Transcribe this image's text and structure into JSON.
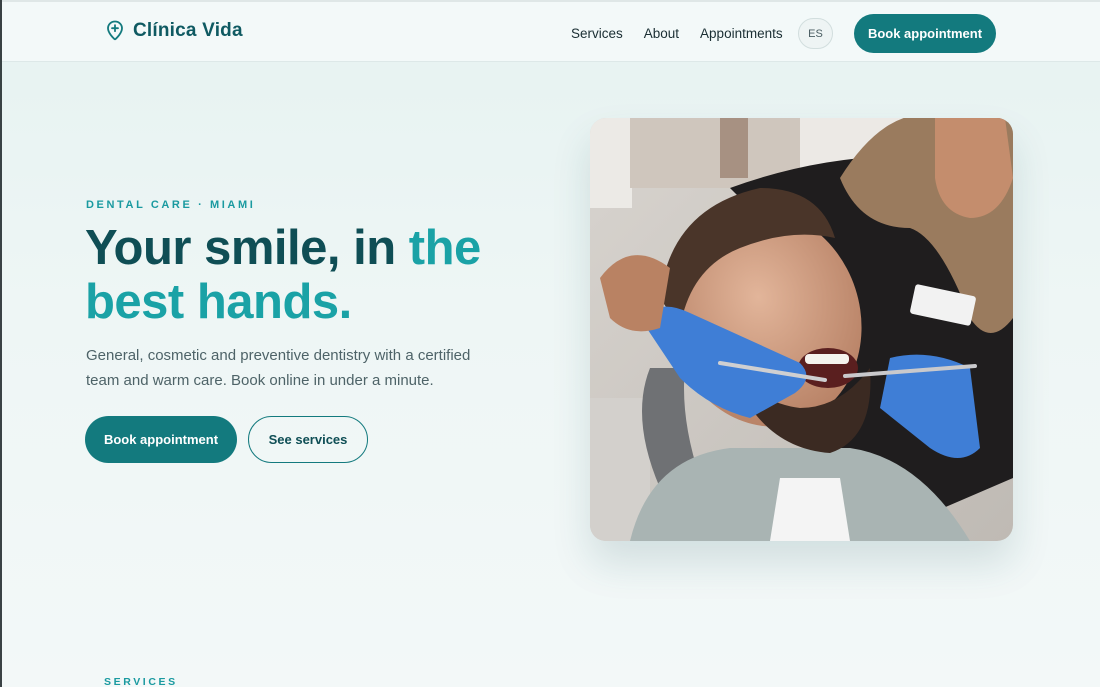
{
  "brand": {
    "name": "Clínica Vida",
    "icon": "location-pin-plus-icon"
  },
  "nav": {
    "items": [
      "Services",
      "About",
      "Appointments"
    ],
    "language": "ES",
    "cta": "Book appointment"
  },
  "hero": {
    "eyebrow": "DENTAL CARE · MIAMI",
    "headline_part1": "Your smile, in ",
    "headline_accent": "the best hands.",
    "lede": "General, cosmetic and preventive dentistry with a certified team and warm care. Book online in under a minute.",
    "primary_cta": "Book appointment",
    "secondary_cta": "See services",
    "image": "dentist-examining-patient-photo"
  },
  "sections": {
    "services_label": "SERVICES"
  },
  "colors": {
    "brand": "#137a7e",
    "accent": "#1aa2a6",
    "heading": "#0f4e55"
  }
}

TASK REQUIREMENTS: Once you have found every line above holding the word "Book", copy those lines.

ANSWER:
    "cta": "Book appointment"
    "lede": "General, cosmetic and preventive dentistry with a certified team and warm care. Book online in under a minute.",
    "primary_cta": "Book appointment",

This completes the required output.